(Excerpts from an interface dataset)
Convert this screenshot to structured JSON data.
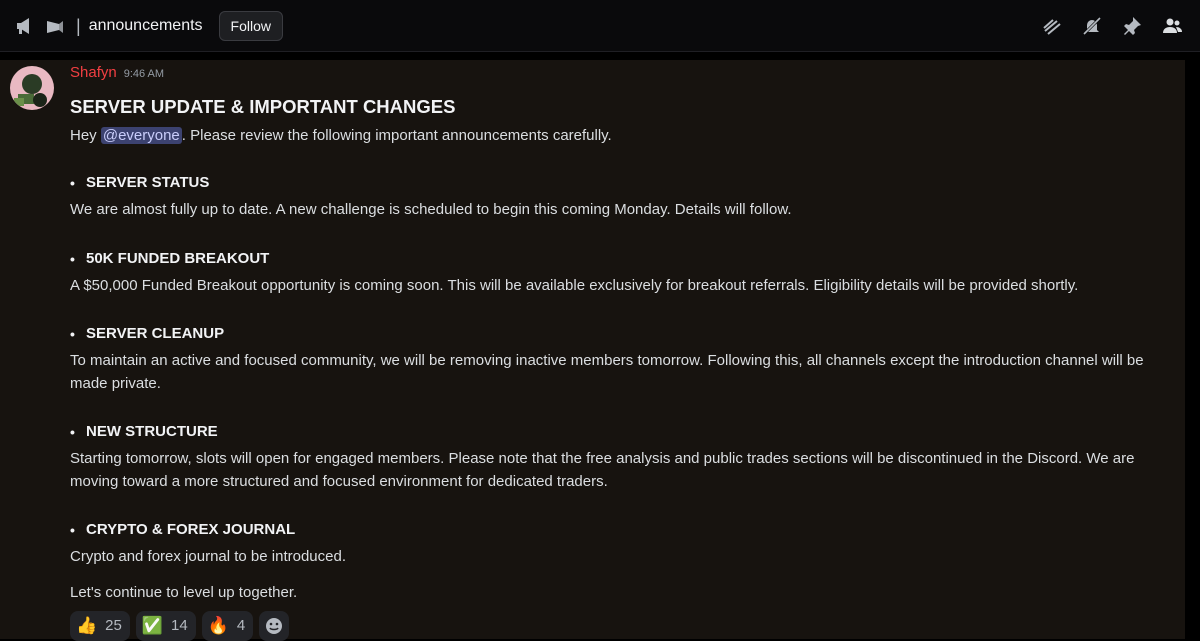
{
  "channel": {
    "name": "announcements",
    "follow_label": "Follow",
    "separator": "|"
  },
  "header_icons": [
    "threads-icon",
    "mute-icon",
    "pin-icon",
    "members-icon"
  ],
  "message": {
    "author": "Shafyn",
    "author_color": "#f23f42",
    "time": "9:46 AM",
    "title": "SERVER UPDATE & IMPORTANT CHANGES",
    "intro_prefix": "Hey ",
    "mention": "@everyone",
    "intro_suffix": ". Please review the following important announcements carefully.",
    "bullet": "•",
    "sections": [
      {
        "heading": "SERVER STATUS",
        "body": "We are almost fully up to date. A new challenge is scheduled to begin this coming Monday. Details will follow."
      },
      {
        "heading": "50K FUNDED BREAKOUT",
        "body": "A $50,000 Funded Breakout opportunity is coming soon. This will be available exclusively for breakout referrals. Eligibility details will be provided shortly."
      },
      {
        "heading": "SERVER CLEANUP",
        "body": "To maintain an active and focused community, we will be removing inactive members tomorrow. Following this, all channels except the introduction channel will be made private."
      },
      {
        "heading": "NEW STRUCTURE",
        "body": "Starting tomorrow, slots will open for engaged members. Please note that the free analysis and public trades sections will be discontinued in the Discord. We are moving toward a more structured and focused environment for dedicated traders."
      },
      {
        "heading": "CRYPTO & FOREX JOURNAL",
        "body": "Crypto and forex journal to be introduced."
      }
    ],
    "outro": "Let's continue to level up together."
  },
  "reactions": [
    {
      "emoji": "👍",
      "count": "25"
    },
    {
      "emoji": "✅",
      "count": "14"
    },
    {
      "emoji": "🔥",
      "count": "4"
    }
  ],
  "add_reaction_icon": "smiley-add-reaction-icon"
}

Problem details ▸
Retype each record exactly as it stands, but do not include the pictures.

Problem solution ▸
Convert this screenshot to structured JSON data.
{
  "channel": {
    "name": "announcements",
    "follow_label": "Follow",
    "separator": "|"
  },
  "header_icons": [
    "threads-icon",
    "mute-icon",
    "pin-icon",
    "members-icon"
  ],
  "message": {
    "author": "Shafyn",
    "author_color": "#f23f42",
    "time": "9:46 AM",
    "title": "SERVER UPDATE & IMPORTANT CHANGES",
    "intro_prefix": "Hey ",
    "mention": "@everyone",
    "intro_suffix": ". Please review the following important announcements carefully.",
    "bullet": "•",
    "sections": [
      {
        "heading": "SERVER STATUS",
        "body": "We are almost fully up to date. A new challenge is scheduled to begin this coming Monday. Details will follow."
      },
      {
        "heading": "50K FUNDED BREAKOUT",
        "body": "A $50,000 Funded Breakout opportunity is coming soon. This will be available exclusively for breakout referrals. Eligibility details will be provided shortly."
      },
      {
        "heading": "SERVER CLEANUP",
        "body": "To maintain an active and focused community, we will be removing inactive members tomorrow. Following this, all channels except the introduction channel will be made private."
      },
      {
        "heading": "NEW STRUCTURE",
        "body": "Starting tomorrow, slots will open for engaged members. Please note that the free analysis and public trades sections will be discontinued in the Discord. We are moving toward a more structured and focused environment for dedicated traders."
      },
      {
        "heading": "CRYPTO & FOREX JOURNAL",
        "body": "Crypto and forex journal to be introduced."
      }
    ],
    "outro": "Let's continue to level up together."
  },
  "reactions": [
    {
      "emoji": "👍",
      "count": "25"
    },
    {
      "emoji": "✅",
      "count": "14"
    },
    {
      "emoji": "🔥",
      "count": "4"
    }
  ],
  "add_reaction_icon": "smiley-add-reaction-icon"
}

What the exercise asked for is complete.